  • A pencil-lead might break off in the conical nose of the pencil sharpener and you would use the small blade of the penknife to clear it or else sharpen the pencil carefully with the sharp blade and then slip your arm through the sweat-salted leather of your pack strap to lift the pack again, get the other arm through and feel the weight settle on your back and feel the pine needles under your moccasins as you started down for the lake. Then you would hear someone say, 'Hi, Hem. What are you trying to do? Write in a cafe?'
  • I would stand and look out over the roofs of Paris and think, 'Do not worry. You have always written before and you will write now. All you have to do is write one true sentence. Write the truest sentence that you know.'
  • If I started to write elaborately, or like someone introducing or presenting something, I found that I could cut that scrollwork or ornament out and throw it away and start with the first true simple declarative sentence I had written.

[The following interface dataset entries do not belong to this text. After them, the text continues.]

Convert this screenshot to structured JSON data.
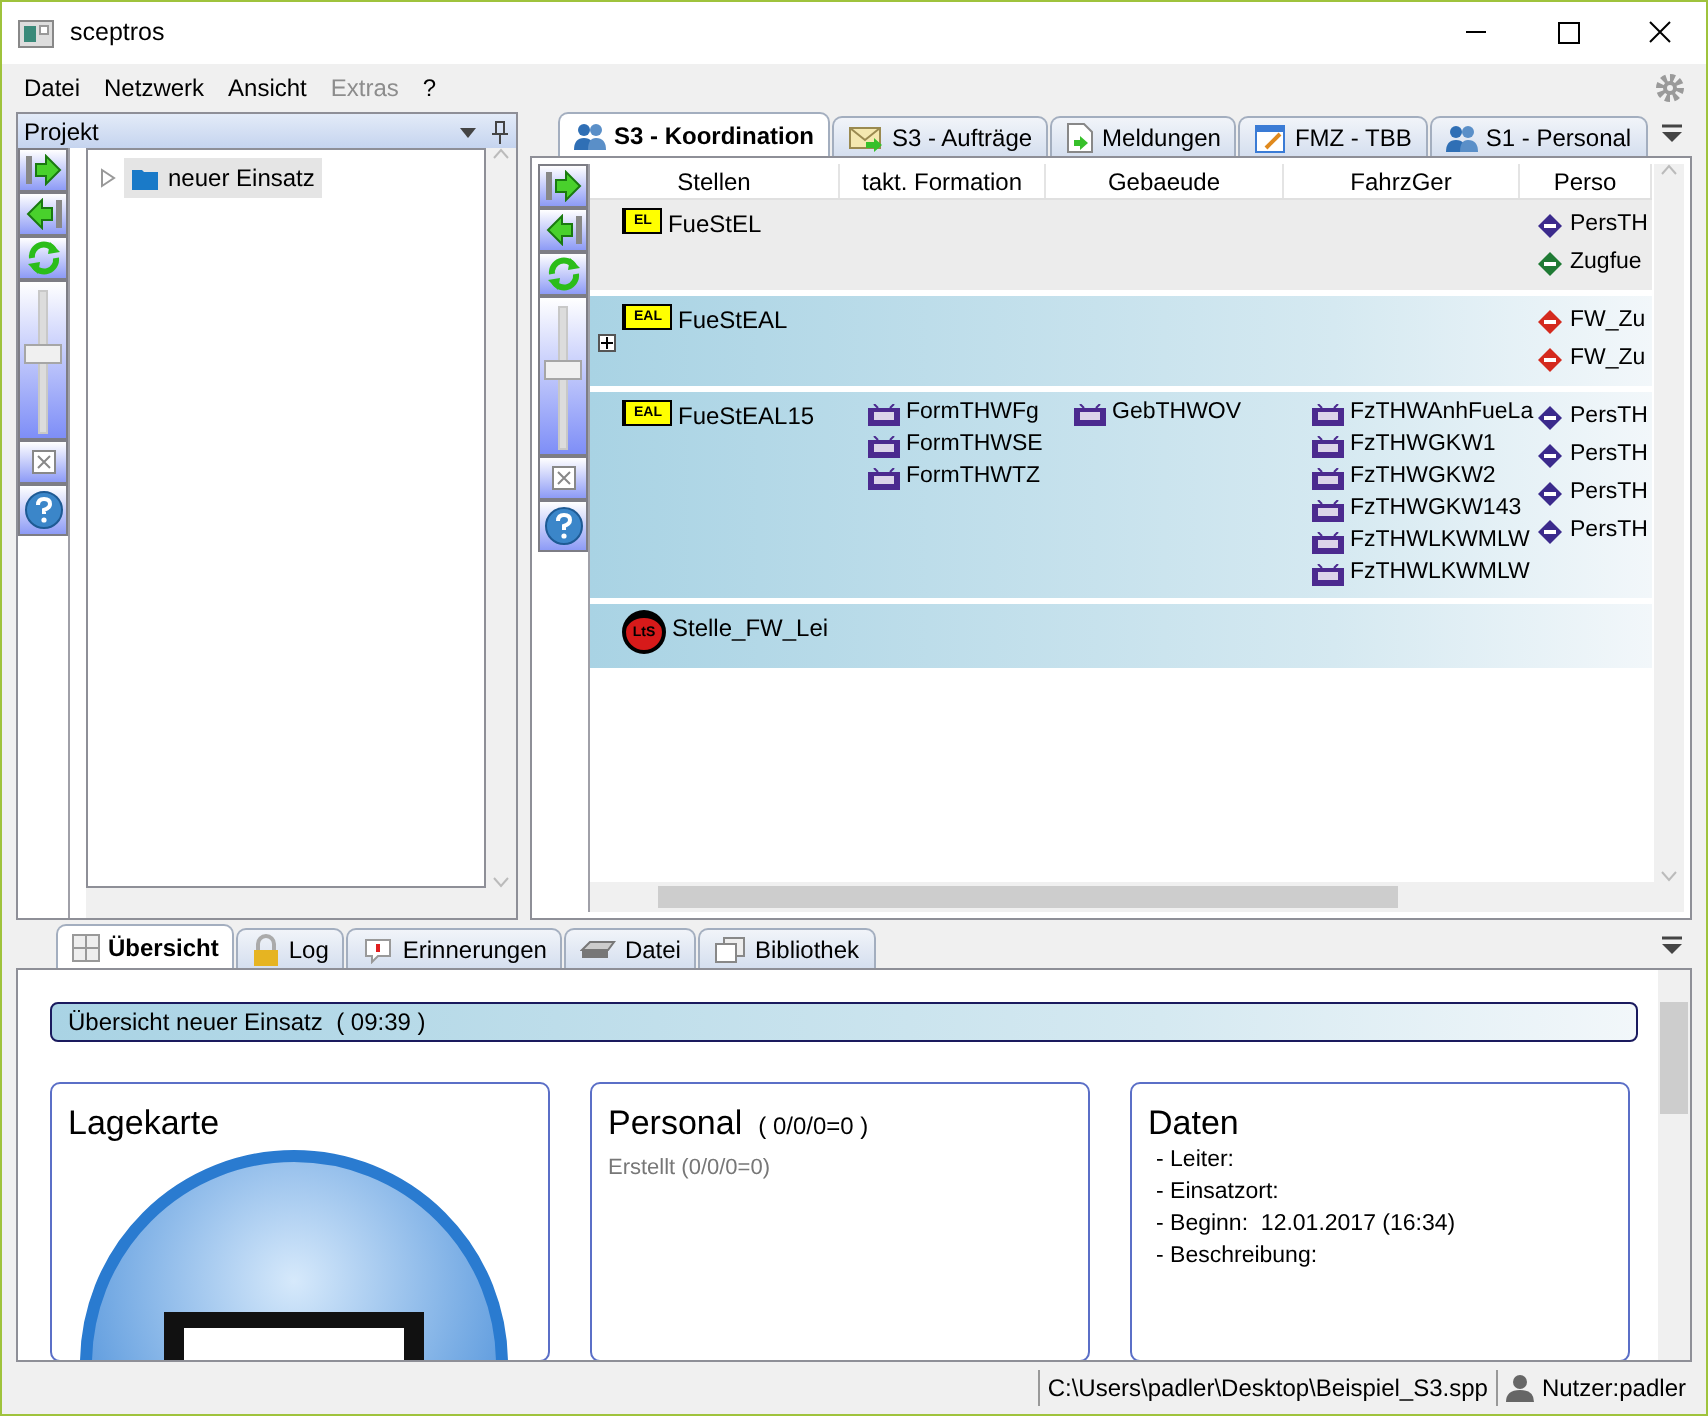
{
  "window": {
    "title": "sceptros"
  },
  "menu": [
    {
      "label": "Datei",
      "disabled": false
    },
    {
      "label": "Netzwerk",
      "disabled": false
    },
    {
      "label": "Ansicht",
      "disabled": false
    },
    {
      "label": "Extras",
      "disabled": true
    },
    {
      "label": "?",
      "disabled": false
    }
  ],
  "project_panel": {
    "title": "Projekt",
    "toolbar": {
      "level": 0.55
    },
    "tree": [
      {
        "label": "neuer Einsatz",
        "selected": true,
        "expanded": false
      }
    ]
  },
  "tabs": [
    {
      "label": "S3 - Koordination",
      "kind": "people",
      "selected": true
    },
    {
      "label": "S3 - Aufträge",
      "kind": "mail",
      "selected": false
    },
    {
      "label": "Meldungen",
      "kind": "document",
      "selected": false
    },
    {
      "label": "FMZ - TBB",
      "kind": "notepad",
      "selected": false
    },
    {
      "label": "S1 - Personal",
      "kind": "people",
      "selected": false
    }
  ],
  "board": {
    "toolbar": {
      "level": 0.55
    },
    "columns": [
      "Stellen",
      "takt. Formation",
      "Gebaeude",
      "FahrzGer",
      "Perso"
    ],
    "rows": [
      {
        "kind": "plain",
        "collapsed": false,
        "stelle": {
          "label": "FueStEL",
          "badge": "EL",
          "kind": "flag"
        },
        "personal": [
          {
            "label": "PersTH",
            "color": "#3b2a8c"
          },
          {
            "label": "Zugfue",
            "color": "#1f7a34"
          }
        ]
      },
      {
        "kind": "band",
        "collapsed": true,
        "stelle": {
          "label": "FueStEAL",
          "badge": "EAL",
          "kind": "flag"
        },
        "personal": [
          {
            "label": "FW_Zu",
            "color": "#d42a1e"
          },
          {
            "label": "FW_Zu",
            "color": "#d42a1e"
          }
        ]
      },
      {
        "kind": "band",
        "collapsed": false,
        "stelle": {
          "label": "FueStEAL15",
          "badge": "EAL",
          "kind": "flag"
        },
        "formation": [
          "FormTHWFg",
          "FormTHWSE",
          "FormTHWTZ"
        ],
        "gebaeude": [
          "GebTHWOV"
        ],
        "fahrzeuge": [
          "FzTHWAnhFueLa",
          "FzTHWGKW1",
          "FzTHWGKW2",
          "FzTHWGKW143",
          "FzTHWLKWMLW",
          "FzTHWLKWMLW"
        ],
        "personal": [
          {
            "label": "PersTH",
            "color": "#3b2a8c"
          },
          {
            "label": "PersTH",
            "color": "#3b2a8c"
          },
          {
            "label": "PersTH",
            "color": "#3b2a8c"
          },
          {
            "label": "PersTH",
            "color": "#3b2a8c"
          }
        ]
      },
      {
        "kind": "band",
        "collapsed": false,
        "stelle": {
          "label": "Stelle_FW_Lei",
          "badge": "LtS",
          "kind": "circle"
        }
      }
    ]
  },
  "bottom_tabs": [
    {
      "label": "Übersicht",
      "kind": "grid",
      "selected": true
    },
    {
      "label": "Log",
      "kind": "lock",
      "selected": false
    },
    {
      "label": "Erinnerungen",
      "kind": "bubble",
      "selected": false
    },
    {
      "label": "Datei",
      "kind": "drive",
      "selected": false
    },
    {
      "label": "Bibliothek",
      "kind": "windows",
      "selected": false
    }
  ],
  "overview": {
    "header": "Übersicht neuer Einsatz  ( 09:39 )",
    "map_card": {
      "title": "Lagekarte"
    },
    "personal_card": {
      "title": "Personal",
      "count": "( 0/0/0=0 )",
      "created": "Erstellt (0/0/0=0)"
    },
    "data_card": {
      "title": "Daten",
      "lines": [
        "- Leiter:",
        "- Einsatzort:",
        "- Beginn:  12.01.2017 (16:34)",
        "- Beschreibung:"
      ]
    }
  },
  "status_bar": {
    "path": "C:\\Users\\padler\\Desktop\\Beispiel_S3.spp",
    "user": "Nutzer:padler"
  }
}
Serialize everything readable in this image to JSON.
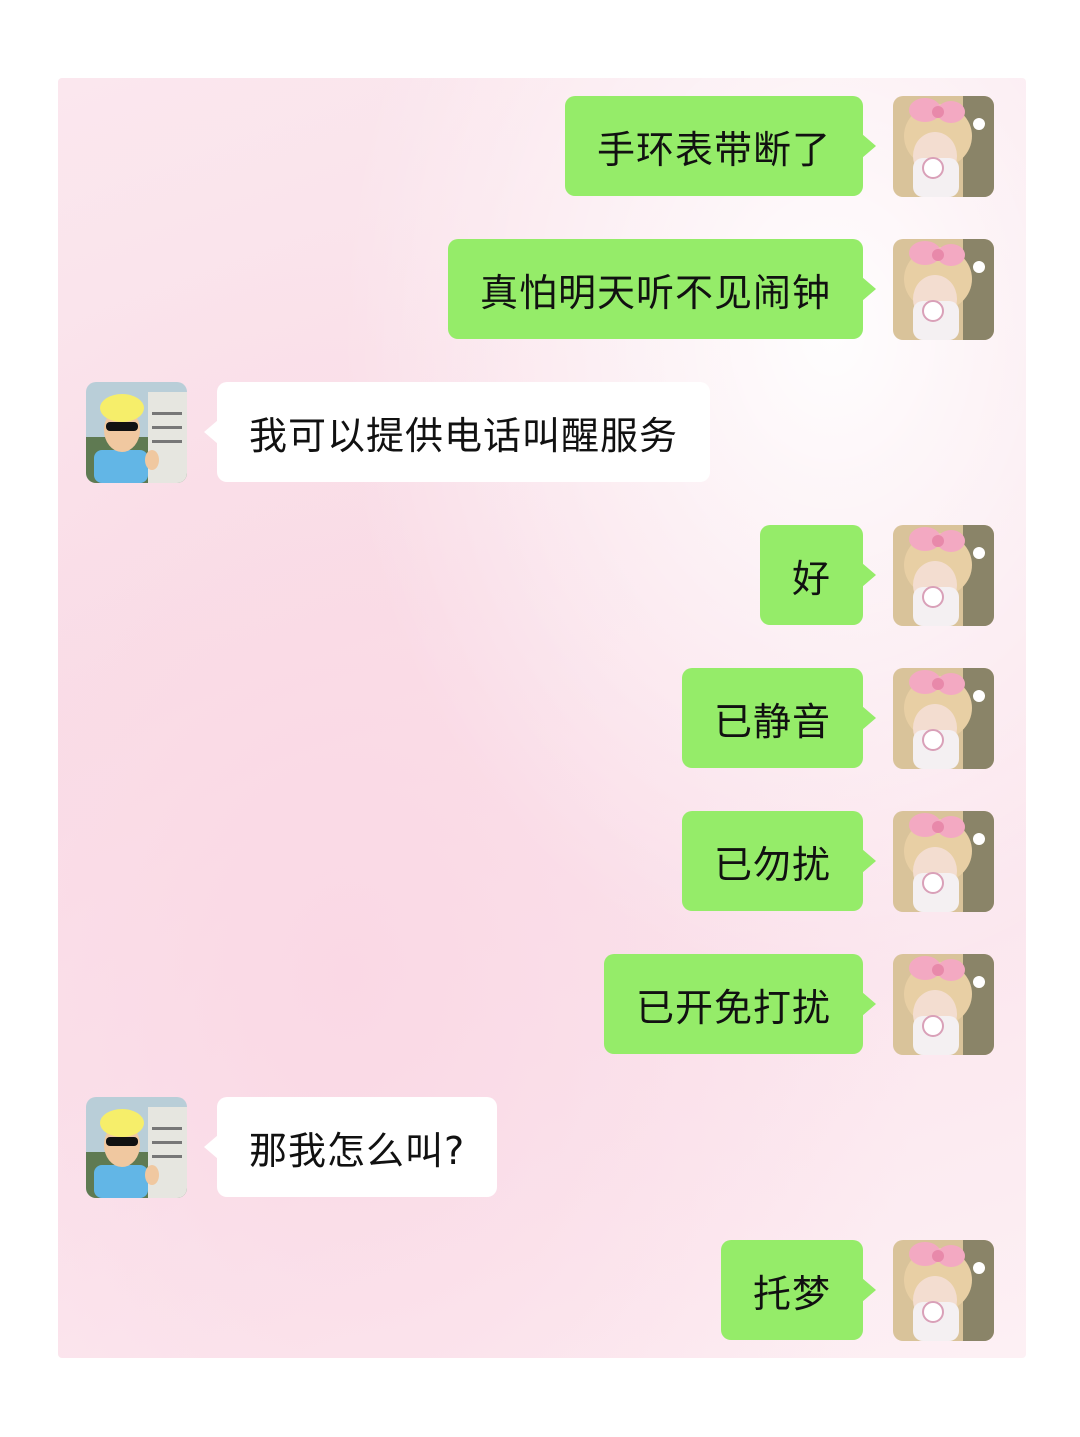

  • Since I had started to break down all my writing and get rid of all facility and try to make instead of describe, writing had been wonderful to do. But it was very difficult, and I did not know how I would ever write anything as long as a novel. It often took me a full morning of work to write a paragraph.
  • but I knew too that I must write a novel. I would put it off though until I could not help doing it. I was damned if I would write one because it was what I should do if we were to eat regularly. When I had to write it, then it would be the only thing to do and there would be no choice. Let the pressure build. In the meantime I would write a long story about whatever I knew best.
  • I sat in a corner with the afternoon light coming in over my shoulder and wrote in the notebook. The waiter brought me a cafe creme and I drank half of it when it cooled and left it on the table while I wrote.
  • To have come on all this new world of writing, with time to read in a city like Paris where there was a way of living well and working, no matter how poor you were, was like having a great treasure given to you.
  • I had learned already never to empty the well of my writing, but always stop when there was still something there in the deep part of the well, and let it refill at night from the springs that fed it.
  • All I must do now was stay sound and good in my head until morning when I would start to work again.
  • You belong to me and all Paris belongs to me and I belong to this notebook and this pencil.
  • Alone there was no problem when you got used to it. I could always go to a cafe to write and could work all morning over a cafe creme while the waiters cleaned and swept out the cafe and it gradually grew warmer.
  • I did my business in New York and when I got back to Paris I should have caught the first train from the Gare de l'Est that would take me down to Austria. But the girl I was in love with was in Paris then, and I did not take the first train, or the second or the third.
  • There Is Never Any End to Paris
  • Paris was never to be the same again although it was always Paris and you changed as it changed. There is never any ending to Paris and the memory of each person who has lived in it differs from that of any other. We always returned to it no matter who we were or how it was changed or with what difficulties, or ease, it could be reached. Paris was always worth it and you received return for whatever you brought to it. But this is how Paris was in the early days when we were very poor and very happy.

note mentions